Action item: Copy each line below holding "Tuesday".

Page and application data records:
+ + + + + + +
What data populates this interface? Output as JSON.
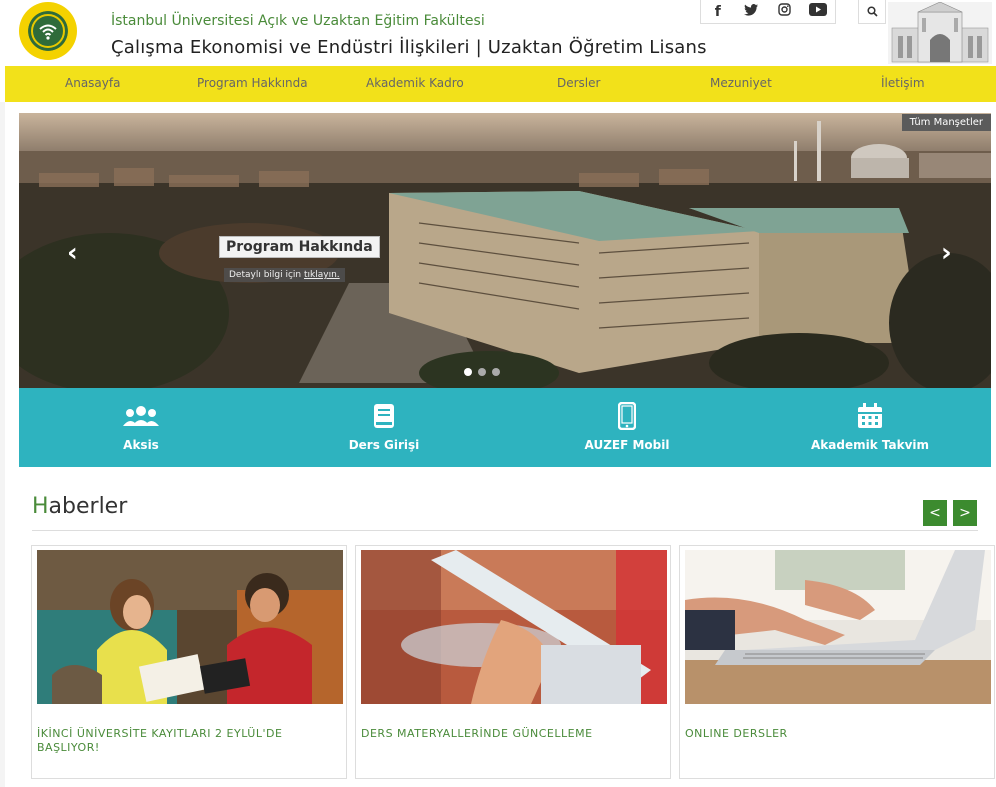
{
  "header": {
    "faculty": "İstanbul Üniversitesi Açık ve Uzaktan Eğitim Fakültesi",
    "program": "Çalışma Ekonomisi ve Endüstri İlişkileri | Uzaktan Öğretim Lisans",
    "socials": [
      {
        "icon": "facebook-icon",
        "glyph": "f"
      },
      {
        "icon": "twitter-icon",
        "glyph": "🐦"
      },
      {
        "icon": "instagram-icon",
        "glyph": "◎"
      },
      {
        "icon": "youtube-icon",
        "glyph": "▶"
      }
    ],
    "search_glyph": "🔍"
  },
  "nav": {
    "items": [
      "Anasayfa",
      "Program Hakkında",
      "Akademik Kadro",
      "Dersler",
      "Mezuniyet",
      "İletişim"
    ]
  },
  "hero": {
    "all_headlines": "Tüm Manşetler",
    "caption_title": "Program Hakkında",
    "caption_sub_prefix": "Detaylı bilgi için",
    "caption_sub_link": "tıklayın.",
    "prev": "‹",
    "next": "›",
    "slide_count": 3,
    "active_slide": 1
  },
  "quick_links": [
    {
      "label": "Aksis",
      "icon": "users-icon"
    },
    {
      "label": "Ders Girişi",
      "icon": "book-icon"
    },
    {
      "label": "AUZEF Mobil",
      "icon": "mobile-icon"
    },
    {
      "label": "Akademik Takvim",
      "icon": "calendar-icon"
    }
  ],
  "news": {
    "title_first": "H",
    "title_rest": "aberler",
    "prev": "<",
    "next": ">",
    "items": [
      {
        "title": "İKİNCİ ÜNİVERSİTE KAYITLARI 2 EYLÜL'DE BAŞLIYOR!"
      },
      {
        "title": "DERS MATERYALLERİNDE GÜNCELLEME"
      },
      {
        "title": "ONLINE DERSLER"
      }
    ]
  },
  "colors": {
    "nav_yellow": "#f2e11a",
    "quick_teal": "#2eb3bf",
    "accent_green": "#4a8b3a",
    "nav_btn_green": "#3c8b2f"
  }
}
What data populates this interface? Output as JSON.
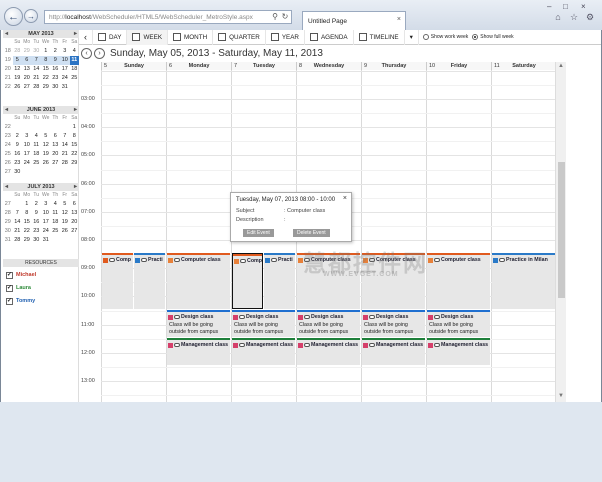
{
  "browser": {
    "url_prefix": "http://",
    "url_host": "localhost",
    "url_path": "/WebScheduler/HTML5/WebScheduler_MetroStyle.aspx",
    "tab_title": "Untitled Page"
  },
  "minicals": [
    {
      "title": "MAY 2013",
      "dow": [
        "Su",
        "Mo",
        "Tu",
        "We",
        "Th",
        "Fr",
        "Sa"
      ],
      "rows": [
        [
          "18",
          "28",
          "29",
          "30",
          "1",
          "2",
          "3",
          "4"
        ],
        [
          "19",
          "5",
          "6",
          "7",
          "8",
          "9",
          "10",
          "11"
        ],
        [
          "20",
          "12",
          "13",
          "14",
          "15",
          "16",
          "17",
          "18"
        ],
        [
          "21",
          "19",
          "20",
          "21",
          "22",
          "23",
          "24",
          "25"
        ],
        [
          "22",
          "26",
          "27",
          "28",
          "29",
          "30",
          "31",
          ""
        ]
      ]
    },
    {
      "title": "JUNE 2013",
      "dow": [
        "Su",
        "Mo",
        "Tu",
        "We",
        "Th",
        "Fr",
        "Sa"
      ],
      "rows": [
        [
          "22",
          "",
          "",
          "",
          "",
          "",
          "",
          "1"
        ],
        [
          "23",
          "2",
          "3",
          "4",
          "5",
          "6",
          "7",
          "8"
        ],
        [
          "24",
          "9",
          "10",
          "11",
          "12",
          "13",
          "14",
          "15"
        ],
        [
          "25",
          "16",
          "17",
          "18",
          "19",
          "20",
          "21",
          "22"
        ],
        [
          "26",
          "23",
          "24",
          "25",
          "26",
          "27",
          "28",
          "29"
        ],
        [
          "27",
          "30",
          "",
          "",
          "",
          "",
          "",
          ""
        ]
      ]
    },
    {
      "title": "JULY 2013",
      "dow": [
        "Su",
        "Mo",
        "Tu",
        "We",
        "Th",
        "Fr",
        "Sa"
      ],
      "rows": [
        [
          "27",
          "",
          "1",
          "2",
          "3",
          "4",
          "5",
          "6"
        ],
        [
          "28",
          "7",
          "8",
          "9",
          "10",
          "11",
          "12",
          "13"
        ],
        [
          "29",
          "14",
          "15",
          "16",
          "17",
          "18",
          "19",
          "20"
        ],
        [
          "30",
          "21",
          "22",
          "23",
          "24",
          "25",
          "26",
          "27"
        ],
        [
          "31",
          "28",
          "29",
          "30",
          "31",
          "",
          "",
          ""
        ]
      ]
    }
  ],
  "resources": {
    "title": "RESOURCES",
    "items": [
      {
        "name": "Michael",
        "color": "#c0392b"
      },
      {
        "name": "Laura",
        "color": "#2e8b3a"
      },
      {
        "name": "Tommy",
        "color": "#1f5fb0"
      }
    ]
  },
  "toolbar": {
    "views": [
      "DAY",
      "WEEK",
      "MONTH",
      "QUARTER",
      "YEAR",
      "AGENDA",
      "TIMELINE"
    ],
    "selected": "WEEK",
    "work_week": "Show work week",
    "full_week": "Show full week"
  },
  "date_range": "Sunday, May 05, 2013 - Saturday, May 11, 2013",
  "days": [
    {
      "num": "5",
      "name": "Sunday"
    },
    {
      "num": "6",
      "name": "Monday"
    },
    {
      "num": "7",
      "name": "Tuesday"
    },
    {
      "num": "8",
      "name": "Wednesday"
    },
    {
      "num": "9",
      "name": "Thursday"
    },
    {
      "num": "10",
      "name": "Friday"
    },
    {
      "num": "11",
      "name": "Saturday"
    }
  ],
  "times": [
    "03:00",
    "04:00",
    "05:00",
    "06:00",
    "07:00",
    "08:00",
    "09:00",
    "10:00",
    "11:00",
    "12:00",
    "13:00"
  ],
  "events": {
    "computer": "Computer class",
    "practice": "Practice in Milan",
    "design": "Design class",
    "management": "Management class",
    "outside": "Class will be going outside from campus",
    "comp_short": "Comp",
    "prac_short": "Practi"
  },
  "popup": {
    "title": "Tuesday, May 07, 2013 08:00 - 10:00",
    "subject_label": "Subject",
    "subject_value": ": Computer class",
    "desc_label": "Description",
    "desc_value": ":",
    "edit": "Edit Event",
    "delete": "Delete Event"
  },
  "watermark": "慧都控件网",
  "watermark_url": "WWW.EVGET.COM",
  "colors": {
    "computer": "#e05a1e",
    "practice": "#2a7ac8",
    "design": "#1f6fd0",
    "management": "#1e7f3a",
    "today": "#2b74c4"
  }
}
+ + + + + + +
Written response:
      "name": "Tuesday"
    "title": "Tuesday, May 07, 2013 08:00 - 10:00",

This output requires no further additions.